In a dryer, the drive belt is wrapped around the exterior of the drum and connected to both the drive pulley and dryer motor. Its purpose is to rotate the drum. If the drive belt is broken, some dryers may not start.


Replacing the drive belt in a dryer is a slightly complex task, as it needs to be looped onto the drive pulley, the dryer motor shaft, the idler pulley, and the tensioner. You should contact an appliance repair service to carry out this replacement.

You may notice several symptoms if there’s a problem with your dryer belt. These can include the drum not turning, the dryer not starting, strange noises like banging or popping during operation, squealing or grinding sounds during the drying cycle, or the dryer stopping in the middle of a cycle. If you notice any of these issues, it could mean that the belt is broken or worn out.

Belt Switch

A belt switch is connected to a pulley that maintains tension on the dryer’s belt, and its purpose is to detect whether the belt is broken. If the belt does break, the dryer may abruptly stop during a drying cycle or fail to start altogether.


Not all dryers come with a belt switch, so it’s a good idea to double-check your owner’s manual to see if your particular machine has one.

If your dryer has this switch, you may hear a humming sound when you try to start it, but it won’t turn on. On the other hand, if you don’t hear any noise at all, you can use a continuity tester to check if the switch is faulty.

Remember that while you may need to replace the switch, it might not be the primary issue preventing your dryer from starting.

Main Control Board

It’s not common for the main control board to malfunction and prevents your dryer from starting, so it’s unlikely to be the root cause of the problem. However, if you’ve already ruled out all other potential issues and the dryer still won’t start, the main control circuit board may need replacing. In this case, it’s essential to have a qualified technician handle the replacement process.

Own a GE dryer that’s not starting? You’re not alone! Our detailed blog post specifically addressing this issue in GE dryers is just a click away. Learn how to get your GE dryer up and running today!

What to watch out for:

The primary dryer control panel or board manages all the functions of a dryer, and if it gets damaged or malfunctions, the signs may differ. The dryer might start and stop unpredictably, not heat up enough or too much, run cycles abnormally, or encounter other unusual problems. The primary control board could be the culprit if your dryer has been affected during transportation, exposed to moisture, or experienced a significant electrical surge.

Why does my dryer vent have water in it?

Water accumulation in your vent can occur for several reasons, such as a blocked vent, cold weather, or a damaged vent cover. In particular, warm and moist air may accumulate inside the vent during cold weather.

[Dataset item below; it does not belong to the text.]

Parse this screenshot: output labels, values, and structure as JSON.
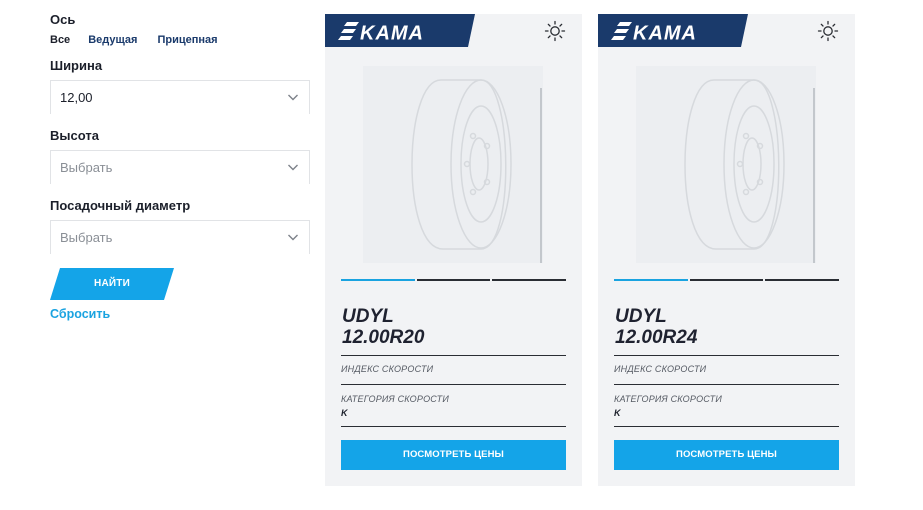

To prevent this, clean the vent pipe and wrap it with insulation to reduce the temperature difference and moisture buildup. If the vent cover is damaged, replace it promptly to prevent snow, rain, and debris from clogging.

How can I keep my dryer running in peak condition longer?

To extend the lifespan of your dryer and reduce utility costs, it’s essential to perform regular maintenance. Here are some tips to keep your dryer running smoothly:

After every cycle, be sure to empty the lint filter. A clogged filter can increase drying time, raise utility bills, and even create a fire hazard.

Every few months, unplug your dryer and remove the lint filter—vacuum inside the lint trap to eliminate any accumulated lint and debris.

Wipe down the interior of your dryer once a month to remove any residue from fabric softener or dryer sheets. This will prevent air holes from getting clogged and prevent stains on clothing.

Clean the exhaust or clogged dryer vent at least once a year to prevent buildup and blockages. A blocked exhaust vent can reduce your dryer’s efficiency and cause a potential fire hazard.